and yielded to my worser mind; therefore I will make amends, and will give him great gifts by way of atonement. I will tell them in the presence of you all. I will give him seven tripods that have never yet been on the fire, and ten talents of gold. I will give him twenty iron cauldrons and twelve strong horses that have won races and carried off prizes. Rich, indeed, both in land and gold is he that has as many prizes as my horses have won me. I will give him seven excellent workwomen, from Lesbos, whom I chose for myself when he took Lesbos - all of surpassing beauty. I will give him these, and with them her whom I erewhile took from him, the daughter of Briseus; and I swear a great oath that I never went up into her couch, nor did I lie down with her, even though it is right [themis] for humans, both men and women, to do this.
"All these things will I give him now down, and if hereafter the gods grant me to sack the city of Priam, let him come when we Achaeans are dividing the spo
you. Agamemnon will make you great amends if you will forgive him; listen, and I will tell you what he has said in his tent that he will give you. He will give you seven tripods that have never yet been on the fire, and ten talents of gold; twenty iron cauldrons, and twelve strong horses that have won races and carried off prizes.
Rich indeed both in land and gold is he who has as many prizes as these horses have won for Agamemnon. Moreover he will give you seven excellent workers, women of Lesbos, whom he chose for himself, when you took Lesbos - all of surpassing beauty. He will give you these, and with them her whom he erewhile took from you, the daughter of Briseus, and he will swear a great oath, he has never gone up into her couch nor lain down with her, though it is right [themis] for men and women to do so. All these things will he give you now down, and if hereafter the gods grant him to sack the city of Priam, you can come when we Achaeans are dividing the spoil, and load yo
tent and ship."
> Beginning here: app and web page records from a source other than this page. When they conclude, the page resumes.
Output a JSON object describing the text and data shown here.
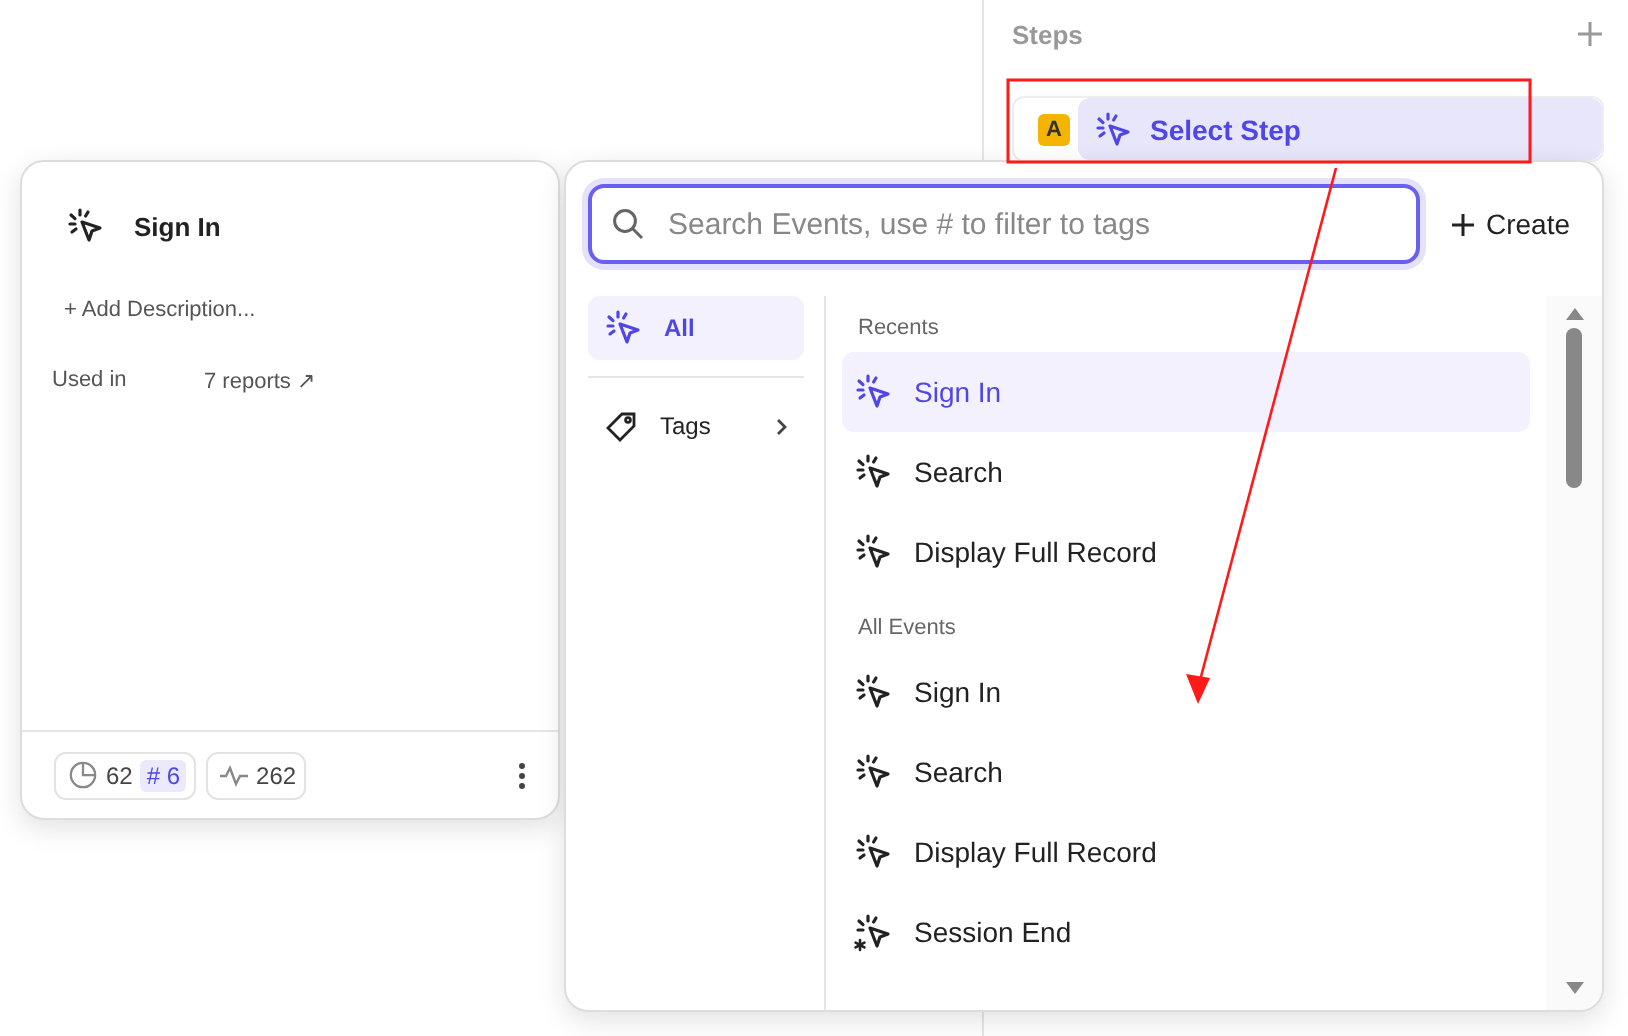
{
  "steps_panel": {
    "title": "Steps",
    "step": {
      "badge": "A",
      "label": "Select Step",
      "selected": true
    }
  },
  "event_card": {
    "title": "Sign In",
    "description_link": "+ Add Description...",
    "used_in_label": "Used in",
    "used_in_value": "7 reports ↗",
    "stats": {
      "reports": "62",
      "tags": "# 6",
      "volume": "262"
    }
  },
  "event_picker": {
    "search": {
      "placeholder": "Search Events, use # to filter to tags"
    },
    "create_label": "Create",
    "nav": [
      {
        "label": "All",
        "selected": true,
        "kind": "events"
      },
      {
        "label": "Tags",
        "selected": false,
        "kind": "tags"
      }
    ],
    "sections": [
      {
        "title": "Recents",
        "items": [
          {
            "label": "Sign In",
            "selected": true,
            "kind": "event"
          },
          {
            "label": "Search",
            "selected": false,
            "kind": "event"
          },
          {
            "label": "Display Full Record",
            "selected": false,
            "kind": "event"
          }
        ]
      },
      {
        "title": "All Events",
        "items": [
          {
            "label": "Sign In",
            "selected": false,
            "kind": "event"
          },
          {
            "label": "Search",
            "selected": false,
            "kind": "event"
          },
          {
            "label": "Display Full Record",
            "selected": false,
            "kind": "event"
          },
          {
            "label": "Session End",
            "selected": false,
            "kind": "session"
          }
        ]
      }
    ]
  }
}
On this they took every man his double cup, made their drink-offerings, and went back to the ships, Odysseus leading the way. But Patroklos told his men and the maid-servants to make ready a comfortable bed for Phoenix; they therefore did so with sheepskins, a rug, and a sheet of fine linen. The old man then laid himself down and waited till morning came. But Achilles slept in an inner room, and beside him the daughter of Phorbas lovely Diomede, whom he had carried off from Lesbos. Patroklos lay on the other side of the room, and with him fair Iphis whom Achilles had given him when he took Skyros the city of Enyeus.
When the envoys reached the tents of the son of Atreus, the Achaeans rose, pledged them in cups of gold, and began to question them. King Agamemnon was the first to do so. Tell me, Odysseus," said he, "will he save the ships from burning, or did be refuse, and is he still furious?"
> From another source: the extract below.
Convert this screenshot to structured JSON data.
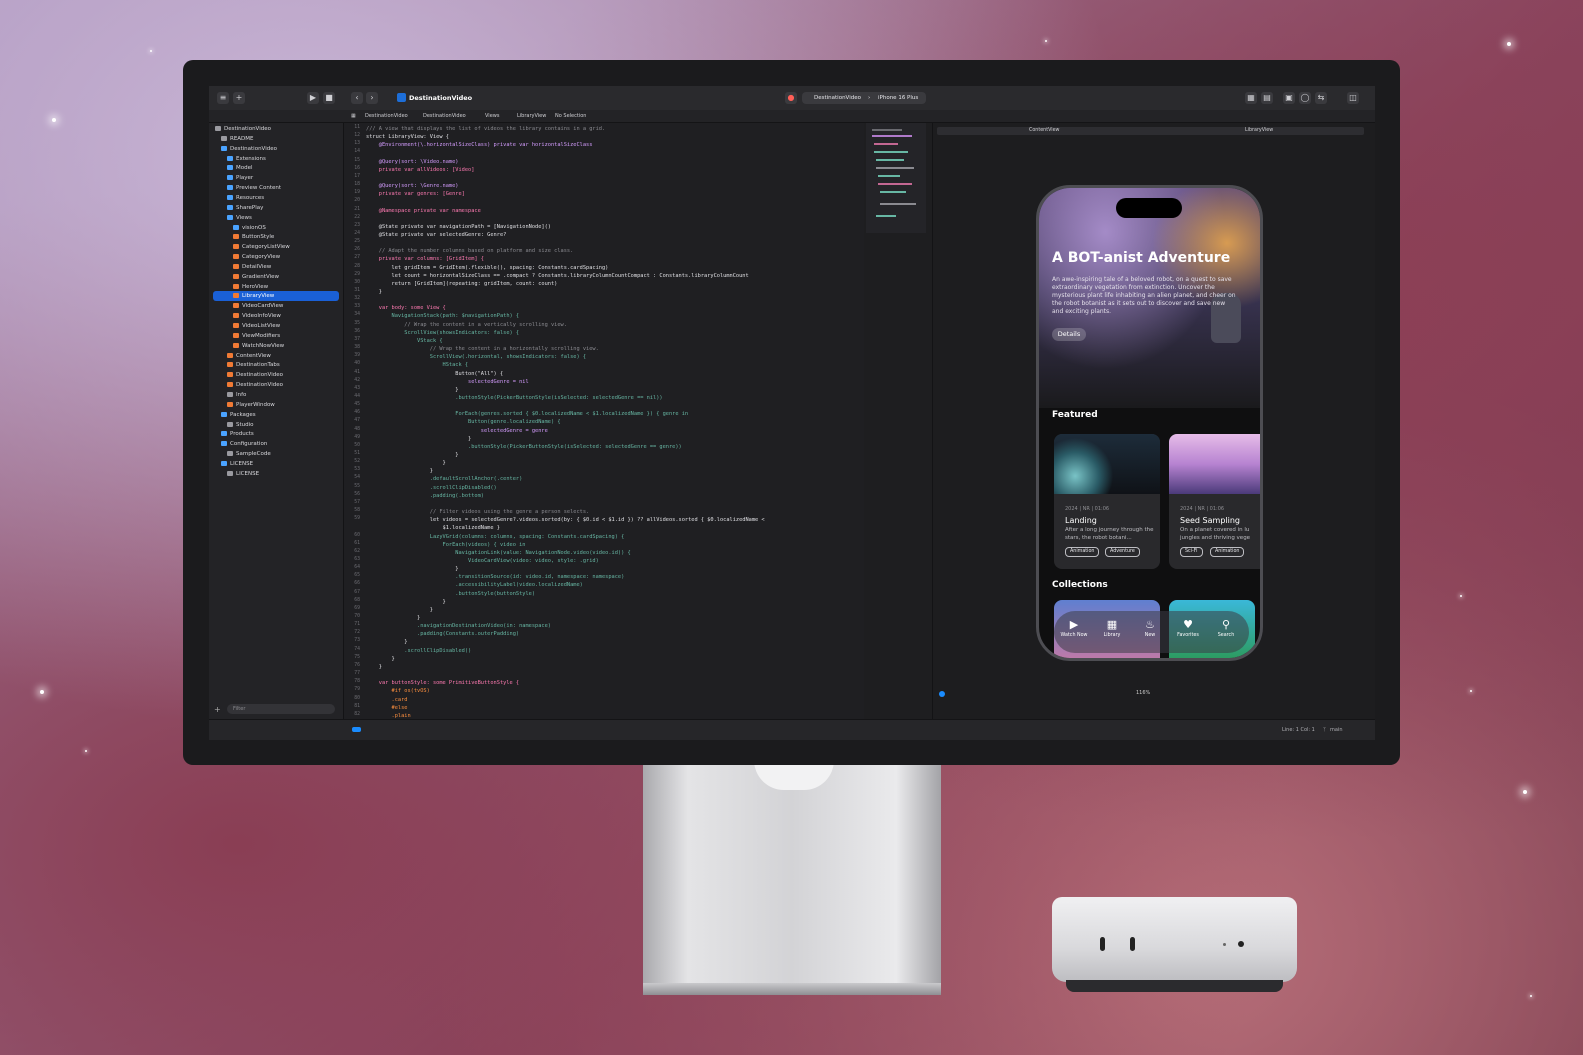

Odysseus answered, "Most noble son of Atreus, king of men, Agamemnon, A
al though he was they gave him a goddess for his bride. But even on him too did heaven send misfortune, for there is no race of royal children born to him in his house, save one son who is doomed to die all untimely; nor may I take care of him now that he is growing old, for I must stay here at Troy to be the bane of you and your children. And you too, O Priam, I have heard that you were aforetime happy [olbios]. They say that in wealth and plenitude of offspring you surpassed all that is in Lesbos, the realm of Makar to the northward, Phrygia that is more inland, and those that dwell upon the great Hellespont; but from the day when the dwellers in heaven sent this evil upon you, war and slaughter have been about your city continually.
Bear up against it, and let there be some intervals in your sorrow. Mourn as you may for your brave son, you will take nothing by it. You cannot raise him from the dead, ere you do so yet another sorrow shall befall you."
And Priam answered, "O king,